Jungian scholar Roderick Main has committed himself to the careful study of Jung's approach to synchronicity. Professor Main encourages us to use meaningful coincidences to re-connect us to our spiritually alive surroundings. You can listen to his interview on this subject with me here.
Professor Main writes:
"I have been researching coincidence for over 25 years, focusing mostly on Carl Jung’s seminal concept of synchronicity. Jung’s approach appeals to me because of his openness to the full range of coincidence phenomena, even those that involve seemingly paranormal elements. I like that Jung, while not disregarding issues of proof and explanation, focuses primarily on what coincidences and other anomalous phenomena mean – and the range of meanings he recognizes can stretch from the mundane to the cosmic. I also like his boldness in allowing his psychological theories, as well as his view of reality, to be shaped by the phenomena he encountered, and not vice versa.
"In my book The Rupture of Time: Synchronicity and Jung’s Critique of Modern Western Culture I explore various ways in which Jung’s concept of synchronicity radically challenges the entrenched assumptions of mainstream modern culture in the West and invites us to revise our understanding of science, religion, and the relationship between the individual and society. In my other book Revelations of Chance: Synchronicity as Spiritual Experience I focus on the spiritual implications of coincidences and how the ‘thinking in terms of the whole’ that is characteristic of synchronicity has informed traditional practices of divination, such as the I Ching. For Jung and for many since, synchronicity has provided a resource for attempting to re-enchant the increasingly disenchanted modern world.

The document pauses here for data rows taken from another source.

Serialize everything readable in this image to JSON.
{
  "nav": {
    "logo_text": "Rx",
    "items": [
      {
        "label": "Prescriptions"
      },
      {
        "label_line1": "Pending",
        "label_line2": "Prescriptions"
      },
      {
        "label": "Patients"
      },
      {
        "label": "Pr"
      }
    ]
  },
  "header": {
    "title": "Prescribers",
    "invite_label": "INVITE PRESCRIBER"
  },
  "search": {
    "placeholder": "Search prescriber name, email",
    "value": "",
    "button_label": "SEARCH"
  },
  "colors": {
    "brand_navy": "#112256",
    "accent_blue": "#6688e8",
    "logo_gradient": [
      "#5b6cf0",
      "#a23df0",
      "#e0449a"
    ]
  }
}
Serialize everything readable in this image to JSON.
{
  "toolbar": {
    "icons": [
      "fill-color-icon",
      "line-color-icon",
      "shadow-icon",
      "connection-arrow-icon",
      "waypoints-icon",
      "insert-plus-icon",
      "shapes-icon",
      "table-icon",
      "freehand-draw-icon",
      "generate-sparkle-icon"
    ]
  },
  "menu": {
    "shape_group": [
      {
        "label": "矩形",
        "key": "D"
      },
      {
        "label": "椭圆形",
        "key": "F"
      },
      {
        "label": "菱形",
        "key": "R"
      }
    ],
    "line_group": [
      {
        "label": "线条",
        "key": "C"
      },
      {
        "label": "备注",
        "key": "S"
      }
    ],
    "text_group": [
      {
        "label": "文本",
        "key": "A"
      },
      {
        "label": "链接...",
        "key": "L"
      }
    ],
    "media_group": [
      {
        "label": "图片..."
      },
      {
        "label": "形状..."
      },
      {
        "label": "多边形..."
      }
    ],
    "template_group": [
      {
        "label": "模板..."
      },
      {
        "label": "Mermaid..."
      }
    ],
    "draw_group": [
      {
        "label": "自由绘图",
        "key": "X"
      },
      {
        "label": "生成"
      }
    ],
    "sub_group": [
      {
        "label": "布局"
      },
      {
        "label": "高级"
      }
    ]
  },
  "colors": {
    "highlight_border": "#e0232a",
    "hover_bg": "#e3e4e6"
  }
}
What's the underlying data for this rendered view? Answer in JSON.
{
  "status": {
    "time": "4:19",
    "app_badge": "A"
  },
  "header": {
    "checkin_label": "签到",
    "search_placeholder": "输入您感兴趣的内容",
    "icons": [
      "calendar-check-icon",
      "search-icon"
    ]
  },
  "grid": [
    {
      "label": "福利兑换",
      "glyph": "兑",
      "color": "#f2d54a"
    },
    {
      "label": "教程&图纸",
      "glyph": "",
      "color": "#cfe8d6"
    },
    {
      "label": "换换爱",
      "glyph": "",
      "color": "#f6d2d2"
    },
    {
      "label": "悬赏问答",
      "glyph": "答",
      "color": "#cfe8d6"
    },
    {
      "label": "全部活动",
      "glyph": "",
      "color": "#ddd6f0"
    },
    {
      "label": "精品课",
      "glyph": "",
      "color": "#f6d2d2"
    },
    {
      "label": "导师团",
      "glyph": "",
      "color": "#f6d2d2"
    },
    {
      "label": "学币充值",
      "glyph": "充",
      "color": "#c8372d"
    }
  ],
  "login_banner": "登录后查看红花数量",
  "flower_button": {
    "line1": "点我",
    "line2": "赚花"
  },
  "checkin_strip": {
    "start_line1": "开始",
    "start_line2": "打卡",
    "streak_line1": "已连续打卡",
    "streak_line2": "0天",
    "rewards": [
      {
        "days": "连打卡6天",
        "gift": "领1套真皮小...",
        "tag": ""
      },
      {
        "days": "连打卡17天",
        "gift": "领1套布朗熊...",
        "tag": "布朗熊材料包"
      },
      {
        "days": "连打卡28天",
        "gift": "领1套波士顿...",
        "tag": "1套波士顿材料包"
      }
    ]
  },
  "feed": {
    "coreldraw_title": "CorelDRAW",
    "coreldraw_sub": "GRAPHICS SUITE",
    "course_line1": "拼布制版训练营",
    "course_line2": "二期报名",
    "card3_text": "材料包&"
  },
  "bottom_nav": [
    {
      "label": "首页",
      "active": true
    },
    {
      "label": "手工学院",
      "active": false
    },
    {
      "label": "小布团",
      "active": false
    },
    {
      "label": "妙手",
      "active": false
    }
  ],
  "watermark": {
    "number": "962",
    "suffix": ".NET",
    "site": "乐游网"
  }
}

"Jung’s entire psychology has a profoundly holistic character, and his concept of synchronicity has a fundamental role to play in supporting this orientation. Synchronistic events disclose deep interconnections between mind and body, between one person and another, between humans and the natural world; even, it seems to some, between humans and a reality transcending the ordinary empirical world. For the appearance of corresponding patterns of meaning in contexts that, so far as we are able to discern, are causally unconnected can suggest that there is a superordinate level of reality that in some sense is unitary, what Jung referred to by a term borrowed from alchemy: the unus mundus or ‘one world.' Perhaps Jung sometimes overstretches himself and exceeds his data. But if he does, it is always in ways that remain profoundly stimulating."
To listen to this brilliant scholar elaborate on these ideas in his radio interview, please click here.